“Working as a Police Now detective couldn’t be more different from my previous job as a paralegal. Here, every day is different, and you never know quite what to expect; it keeps the work interesting and keeps me on my toes!”
Detective Sergeant Alexandra Smith said: “Kate has really grasped the importance of safeguarding vulnerable people which is demonstrated well by her tenacity to reach a positive outcome in this case. As a service, we strive to protect the most vulnerable people in our communities, though often the damage comes from those closest to us, making evidence gathering a challenging process. In this case, Kate understood the dangers and took action not only to safeguard the victim, but also to work alongside our partner agencies to reduce the long-term risk.
“I’ve been really impressed with Kate as a developing detective, in my opinion she is a strong example of the Police Now initiative working well to place quality candidates onto a suited pathway early and in turn benefitting the organisation.”
Detective Constable Tallulah Ward Kirkbride
Detective Constable Tallulah Ward Kirkbride, having also started a career in law, decided to make a career change and join the Police Now programme in 2021 and has since successfully managed to put an offender behind bars for stalking and making threats of violence.
The incident, involving a man stalking his ex-partner, was one of the Tallulah’s first cases. The stalking initially started with abusive phone calls and messages, gradually escalating in severity, with the offender eventually confronting his ex-partner directly at her home address.
The offender was arrested and subsequently remanded by police to ensure the victim’s safety. When the case went to court, he pleaded guilty to stalking and making threats of violence and received a two-year community order, a seven-and-a-half-month prison sentence, a five-year restraining order to safeguard the victim, and he was ordered to attend 12 days of rehabilitation activity.
Tallulah, as Officer in Charge of the case, was instrumental in achieving this result. Over the course of the case, she built a portfolio of evidence by examining CCTV footage, interviewing the suspect, and tracking the suspect’s vehicle and phone data.
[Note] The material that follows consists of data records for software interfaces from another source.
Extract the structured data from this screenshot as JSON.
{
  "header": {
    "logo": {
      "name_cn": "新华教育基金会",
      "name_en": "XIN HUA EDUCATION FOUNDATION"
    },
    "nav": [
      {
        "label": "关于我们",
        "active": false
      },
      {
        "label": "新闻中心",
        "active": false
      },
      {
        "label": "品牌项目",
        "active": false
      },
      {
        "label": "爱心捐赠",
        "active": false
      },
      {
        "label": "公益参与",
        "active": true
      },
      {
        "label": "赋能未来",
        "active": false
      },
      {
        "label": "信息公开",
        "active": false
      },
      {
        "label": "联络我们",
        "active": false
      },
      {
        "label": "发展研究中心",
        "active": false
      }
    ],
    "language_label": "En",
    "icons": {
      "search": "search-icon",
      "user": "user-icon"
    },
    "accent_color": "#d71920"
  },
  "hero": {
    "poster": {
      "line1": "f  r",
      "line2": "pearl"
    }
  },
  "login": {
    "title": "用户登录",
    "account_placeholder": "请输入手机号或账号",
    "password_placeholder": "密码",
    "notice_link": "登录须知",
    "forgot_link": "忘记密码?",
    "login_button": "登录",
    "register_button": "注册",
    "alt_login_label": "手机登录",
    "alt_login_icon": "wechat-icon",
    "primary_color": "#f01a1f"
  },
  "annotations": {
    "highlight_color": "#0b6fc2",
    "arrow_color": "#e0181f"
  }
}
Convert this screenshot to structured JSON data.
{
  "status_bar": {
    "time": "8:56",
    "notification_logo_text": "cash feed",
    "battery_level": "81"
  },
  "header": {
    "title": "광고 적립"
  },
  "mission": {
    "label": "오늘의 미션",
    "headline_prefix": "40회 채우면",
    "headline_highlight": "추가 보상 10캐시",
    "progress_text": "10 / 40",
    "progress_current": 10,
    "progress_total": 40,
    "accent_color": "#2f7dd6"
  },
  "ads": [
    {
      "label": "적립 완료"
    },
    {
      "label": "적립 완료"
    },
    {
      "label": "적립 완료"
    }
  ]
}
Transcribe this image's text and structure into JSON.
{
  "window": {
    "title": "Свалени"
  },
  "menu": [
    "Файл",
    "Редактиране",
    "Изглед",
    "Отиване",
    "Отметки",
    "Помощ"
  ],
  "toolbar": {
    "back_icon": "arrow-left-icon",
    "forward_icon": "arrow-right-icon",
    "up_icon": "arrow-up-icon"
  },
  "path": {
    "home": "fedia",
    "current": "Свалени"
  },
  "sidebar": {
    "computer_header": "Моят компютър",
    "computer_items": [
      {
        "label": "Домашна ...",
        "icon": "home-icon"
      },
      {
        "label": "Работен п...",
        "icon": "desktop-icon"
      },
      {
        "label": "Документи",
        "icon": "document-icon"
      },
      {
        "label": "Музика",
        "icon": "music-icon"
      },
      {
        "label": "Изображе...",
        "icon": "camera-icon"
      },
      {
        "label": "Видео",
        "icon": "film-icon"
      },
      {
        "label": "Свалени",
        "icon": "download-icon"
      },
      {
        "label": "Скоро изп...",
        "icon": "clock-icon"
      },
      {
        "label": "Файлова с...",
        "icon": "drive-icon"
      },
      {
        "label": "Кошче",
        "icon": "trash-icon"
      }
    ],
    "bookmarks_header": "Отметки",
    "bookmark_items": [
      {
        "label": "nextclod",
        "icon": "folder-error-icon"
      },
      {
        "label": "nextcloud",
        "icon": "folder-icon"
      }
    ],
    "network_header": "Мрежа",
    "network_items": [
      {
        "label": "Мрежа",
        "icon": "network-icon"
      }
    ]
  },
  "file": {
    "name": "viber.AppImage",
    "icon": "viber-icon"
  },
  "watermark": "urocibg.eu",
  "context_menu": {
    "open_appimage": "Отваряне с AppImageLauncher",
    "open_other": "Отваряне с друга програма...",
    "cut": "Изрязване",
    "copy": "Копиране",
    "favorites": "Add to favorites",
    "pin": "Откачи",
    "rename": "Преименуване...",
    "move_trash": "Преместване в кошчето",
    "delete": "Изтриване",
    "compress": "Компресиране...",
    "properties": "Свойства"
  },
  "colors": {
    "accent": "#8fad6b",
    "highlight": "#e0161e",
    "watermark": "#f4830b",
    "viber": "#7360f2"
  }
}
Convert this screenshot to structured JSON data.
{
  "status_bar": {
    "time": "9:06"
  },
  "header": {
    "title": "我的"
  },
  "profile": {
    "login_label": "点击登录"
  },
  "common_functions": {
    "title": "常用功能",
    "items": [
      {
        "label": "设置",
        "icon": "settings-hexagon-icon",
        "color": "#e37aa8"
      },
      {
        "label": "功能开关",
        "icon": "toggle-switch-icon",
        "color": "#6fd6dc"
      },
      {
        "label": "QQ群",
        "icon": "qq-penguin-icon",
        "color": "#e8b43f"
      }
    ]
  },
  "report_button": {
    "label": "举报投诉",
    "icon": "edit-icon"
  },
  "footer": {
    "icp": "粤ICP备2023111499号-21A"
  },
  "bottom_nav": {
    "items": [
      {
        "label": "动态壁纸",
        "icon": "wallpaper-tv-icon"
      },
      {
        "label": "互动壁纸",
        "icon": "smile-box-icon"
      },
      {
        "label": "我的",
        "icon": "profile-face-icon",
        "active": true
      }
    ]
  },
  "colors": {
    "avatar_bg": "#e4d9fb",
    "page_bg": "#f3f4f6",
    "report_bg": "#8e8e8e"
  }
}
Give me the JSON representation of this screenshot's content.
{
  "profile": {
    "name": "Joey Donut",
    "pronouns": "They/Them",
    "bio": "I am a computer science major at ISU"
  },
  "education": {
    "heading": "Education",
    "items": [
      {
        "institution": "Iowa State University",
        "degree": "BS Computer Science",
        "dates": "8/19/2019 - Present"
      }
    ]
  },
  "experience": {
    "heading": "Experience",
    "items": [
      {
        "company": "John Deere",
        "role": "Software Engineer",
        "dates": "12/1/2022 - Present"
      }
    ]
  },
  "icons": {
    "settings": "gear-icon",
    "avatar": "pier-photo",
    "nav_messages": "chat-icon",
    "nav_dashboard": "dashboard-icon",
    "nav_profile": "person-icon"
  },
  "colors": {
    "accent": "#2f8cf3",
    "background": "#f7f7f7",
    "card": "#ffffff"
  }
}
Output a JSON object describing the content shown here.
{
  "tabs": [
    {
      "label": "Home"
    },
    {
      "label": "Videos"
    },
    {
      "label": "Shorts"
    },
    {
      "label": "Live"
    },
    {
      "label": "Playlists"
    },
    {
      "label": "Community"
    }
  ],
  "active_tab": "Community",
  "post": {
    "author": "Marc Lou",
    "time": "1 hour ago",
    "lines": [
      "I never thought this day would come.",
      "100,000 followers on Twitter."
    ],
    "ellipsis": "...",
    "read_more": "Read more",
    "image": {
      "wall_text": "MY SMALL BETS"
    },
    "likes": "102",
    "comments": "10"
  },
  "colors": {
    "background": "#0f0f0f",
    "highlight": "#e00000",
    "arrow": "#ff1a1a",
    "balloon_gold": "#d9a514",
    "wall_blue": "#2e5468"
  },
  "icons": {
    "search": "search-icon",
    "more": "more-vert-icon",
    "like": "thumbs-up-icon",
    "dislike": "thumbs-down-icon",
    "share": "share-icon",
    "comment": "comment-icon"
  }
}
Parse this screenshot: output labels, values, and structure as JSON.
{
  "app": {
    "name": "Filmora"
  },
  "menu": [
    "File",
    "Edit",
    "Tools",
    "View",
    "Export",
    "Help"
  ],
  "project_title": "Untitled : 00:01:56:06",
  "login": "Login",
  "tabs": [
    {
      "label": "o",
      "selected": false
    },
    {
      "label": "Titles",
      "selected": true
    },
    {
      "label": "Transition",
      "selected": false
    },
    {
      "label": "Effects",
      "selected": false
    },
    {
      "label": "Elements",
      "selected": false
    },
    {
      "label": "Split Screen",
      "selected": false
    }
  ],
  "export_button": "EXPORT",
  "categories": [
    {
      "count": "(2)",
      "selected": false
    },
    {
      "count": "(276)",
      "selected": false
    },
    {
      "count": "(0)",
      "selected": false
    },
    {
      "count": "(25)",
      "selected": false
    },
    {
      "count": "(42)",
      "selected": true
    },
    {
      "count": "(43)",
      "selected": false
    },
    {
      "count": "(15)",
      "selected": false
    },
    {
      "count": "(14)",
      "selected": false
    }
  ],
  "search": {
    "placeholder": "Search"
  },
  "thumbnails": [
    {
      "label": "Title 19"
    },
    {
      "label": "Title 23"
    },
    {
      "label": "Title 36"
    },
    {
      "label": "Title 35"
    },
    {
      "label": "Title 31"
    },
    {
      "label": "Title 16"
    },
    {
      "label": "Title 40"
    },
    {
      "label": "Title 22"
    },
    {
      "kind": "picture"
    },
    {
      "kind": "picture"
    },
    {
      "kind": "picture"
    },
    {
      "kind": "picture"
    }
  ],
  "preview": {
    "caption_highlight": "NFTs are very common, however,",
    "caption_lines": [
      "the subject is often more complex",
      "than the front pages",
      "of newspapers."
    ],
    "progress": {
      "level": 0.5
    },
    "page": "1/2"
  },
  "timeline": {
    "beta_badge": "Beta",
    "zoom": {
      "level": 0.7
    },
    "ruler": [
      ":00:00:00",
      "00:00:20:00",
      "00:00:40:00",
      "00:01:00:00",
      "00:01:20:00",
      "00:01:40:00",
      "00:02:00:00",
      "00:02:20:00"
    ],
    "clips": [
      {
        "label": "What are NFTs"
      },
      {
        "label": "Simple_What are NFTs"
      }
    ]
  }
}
Tallulah also visited the victim numerous times throughout the investigation to take statements, all the while providing her with support and helping to restore her faith in the police.
Detective Constable Tallulah Ward Kirkbride said: “It’s not uncommon in these kind of cases for victims to drop their support of pursuing prosecution, which makes the case incredibly difficult to proceed with and causes great risk for the individual. That’s why it was so important for me to build a good rapport with the victim and why I’m so pleased about the end result.
“I joined Police Now from my previous job because I wanted to work somewhere where people, not profits, came first. I was tired of working somewhere where money was the top priority, and so, when a friend mentioned Police Now to me, I applied right away – and haven’t looked back since.”
Detective Sergeant Ceri Ortiz said: “During the investigation, DC Ward Kirkbride was able to build a trusting relationship and rapport with the victim who was very vulnerable. She provided support to the victim, engaged with external agencies, and worked methodically and promptly, submitting the evidential file to the CPS, all of which resulted in a successful outcome at court.
“The victim was subjected to a harrowing ordeal at the hands of the suspect, and the positive result in this case will hopefully help reinforce messages to the community that we support vulnerable victims, ensuring suspects are brought to justice.
“DC Ward Kirkbride is a credit to the Public Protection Team, and the force, supporting victims and providing a professional, effective service to the community.”